Data excerpts:
---

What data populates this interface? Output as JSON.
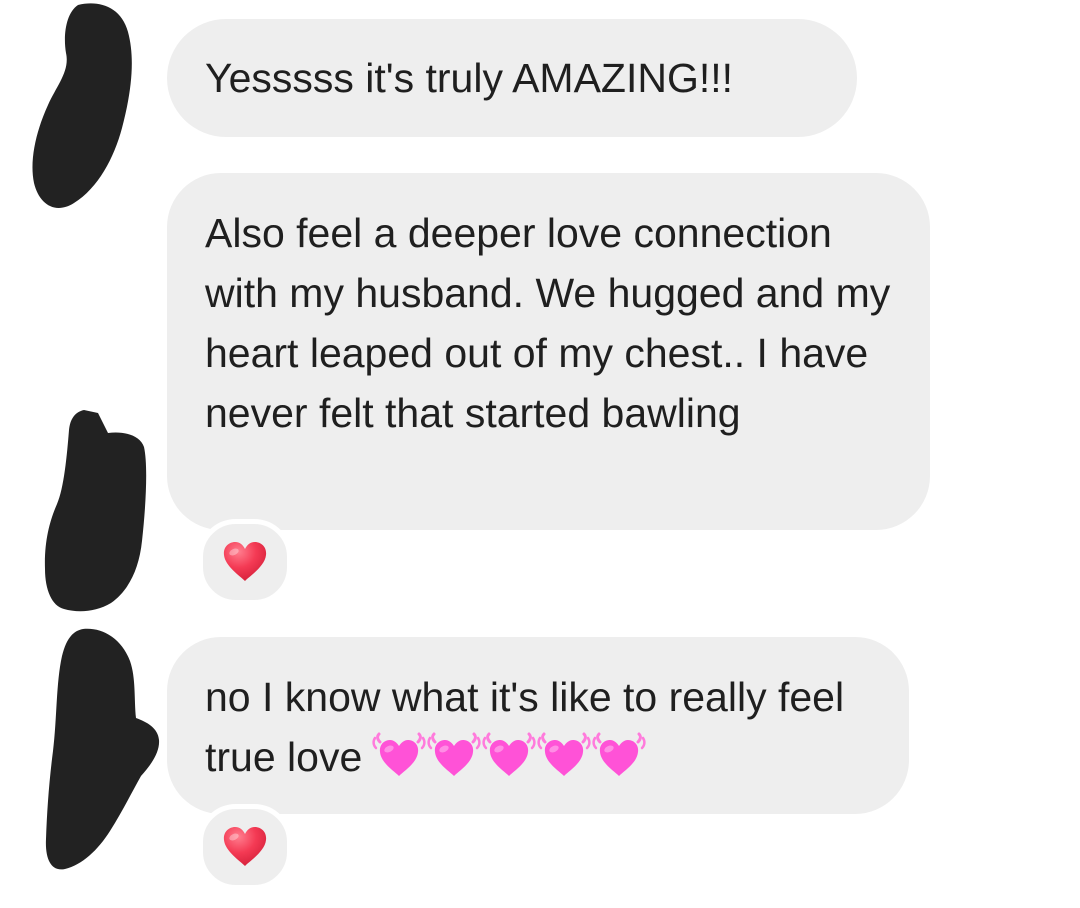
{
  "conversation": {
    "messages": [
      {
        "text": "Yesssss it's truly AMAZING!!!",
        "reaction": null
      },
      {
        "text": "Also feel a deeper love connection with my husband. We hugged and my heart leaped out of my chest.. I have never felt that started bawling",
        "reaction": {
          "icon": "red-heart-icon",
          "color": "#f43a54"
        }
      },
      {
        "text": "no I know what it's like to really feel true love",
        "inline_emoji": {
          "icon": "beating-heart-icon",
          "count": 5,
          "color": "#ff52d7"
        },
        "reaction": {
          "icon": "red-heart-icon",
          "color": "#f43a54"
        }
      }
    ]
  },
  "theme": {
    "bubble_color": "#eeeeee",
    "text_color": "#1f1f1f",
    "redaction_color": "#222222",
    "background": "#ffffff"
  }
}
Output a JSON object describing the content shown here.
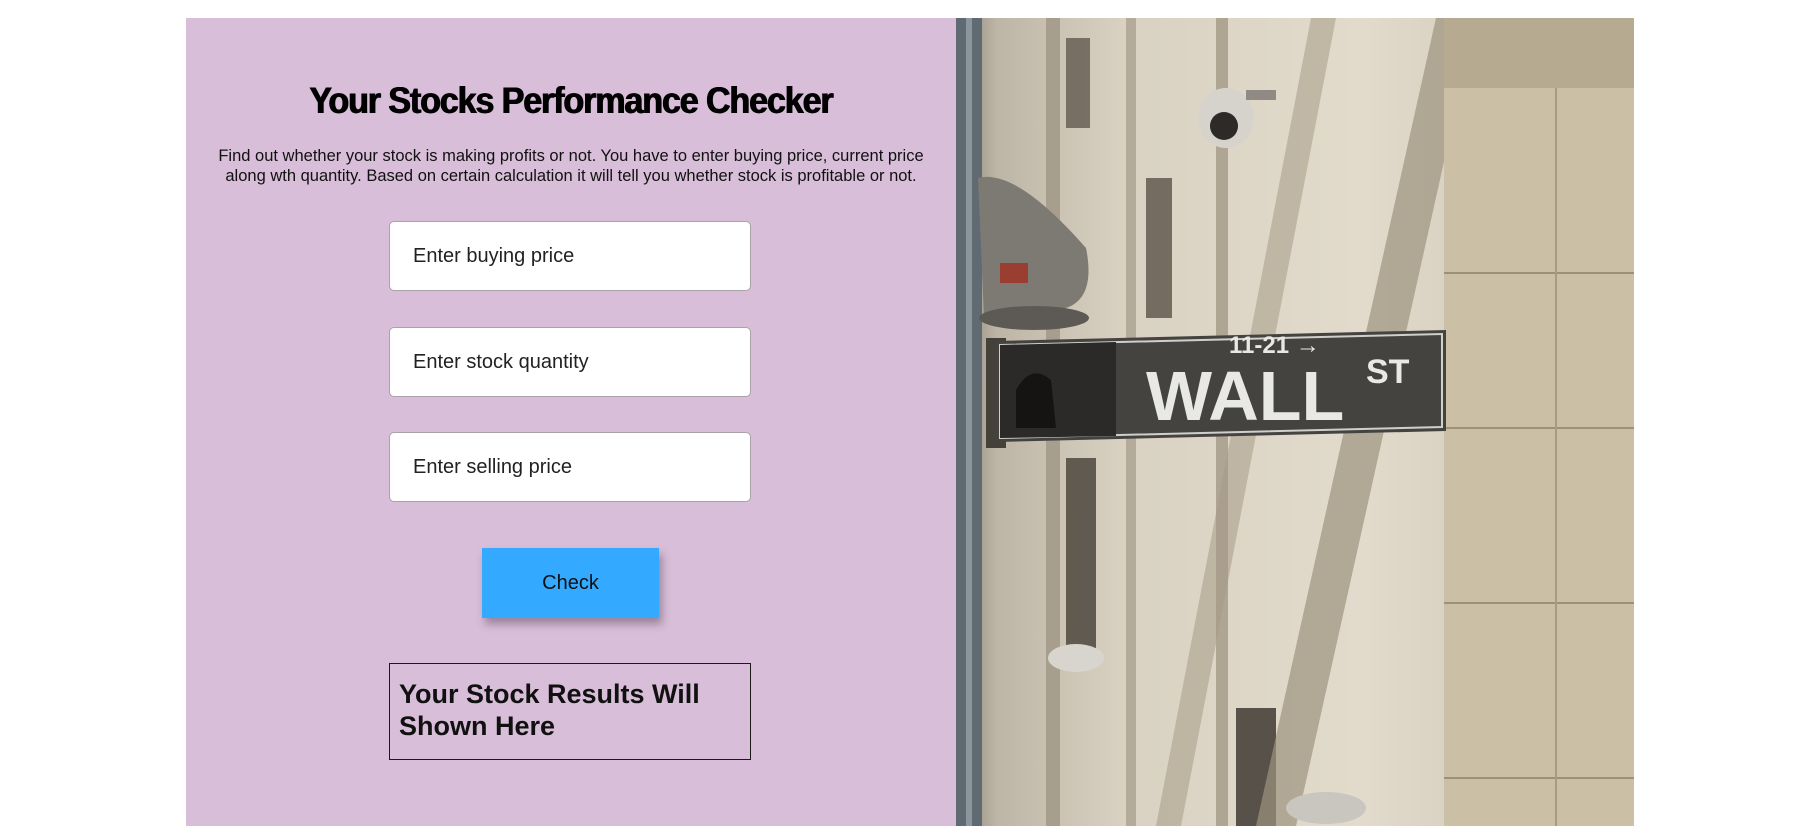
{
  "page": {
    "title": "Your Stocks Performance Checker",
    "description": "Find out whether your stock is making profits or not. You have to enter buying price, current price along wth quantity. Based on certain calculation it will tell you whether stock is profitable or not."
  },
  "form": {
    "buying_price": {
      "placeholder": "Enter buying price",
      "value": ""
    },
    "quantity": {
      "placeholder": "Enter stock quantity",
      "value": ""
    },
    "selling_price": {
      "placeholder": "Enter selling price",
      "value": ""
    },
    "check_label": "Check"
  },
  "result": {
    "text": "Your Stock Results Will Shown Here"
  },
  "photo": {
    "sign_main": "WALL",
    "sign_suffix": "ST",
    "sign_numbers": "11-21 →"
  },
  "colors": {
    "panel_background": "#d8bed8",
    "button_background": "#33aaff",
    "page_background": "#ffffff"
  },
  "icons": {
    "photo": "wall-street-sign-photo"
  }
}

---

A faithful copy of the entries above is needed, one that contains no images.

What data populates this interface? Output as JSON.
{
  "conversation": {
    "messages": [
      {
        "text": "Yesssss it's truly AMAZING!!!",
        "reaction": null
      },
      {
        "text": "Also feel a deeper love connection with my husband. We hugged and my heart leaped out of my chest.. I have never felt that started bawling",
        "reaction": {
          "icon": "red-heart-icon",
          "color": "#f43a54"
        }
      },
      {
        "text": "no I know what it's like to really feel true love",
        "inline_emoji": {
          "icon": "beating-heart-icon",
          "count": 5,
          "color": "#ff52d7"
        },
        "reaction": {
          "icon": "red-heart-icon",
          "color": "#f43a54"
        }
      }
    ]
  },
  "theme": {
    "bubble_color": "#eeeeee",
    "text_color": "#1f1f1f",
    "redaction_color": "#222222",
    "background": "#ffffff"
  }
}
Output a JSON object describing the content shown here.
{
  "page": {
    "title": "Your Stocks Performance Checker",
    "description": "Find out whether your stock is making profits or not. You have to enter buying price, current price along wth quantity. Based on certain calculation it will tell you whether stock is profitable or not."
  },
  "form": {
    "buying_price": {
      "placeholder": "Enter buying price",
      "value": ""
    },
    "quantity": {
      "placeholder": "Enter stock quantity",
      "value": ""
    },
    "selling_price": {
      "placeholder": "Enter selling price",
      "value": ""
    },
    "check_label": "Check"
  },
  "result": {
    "text": "Your Stock Results Will Shown Here"
  },
  "photo": {
    "sign_main": "WALL",
    "sign_suffix": "ST",
    "sign_numbers": "11-21 →"
  },
  "colors": {
    "panel_background": "#d8bed8",
    "button_background": "#33aaff",
    "page_background": "#ffffff"
  },
  "icons": {
    "photo": "wall-street-sign-photo"
  }
}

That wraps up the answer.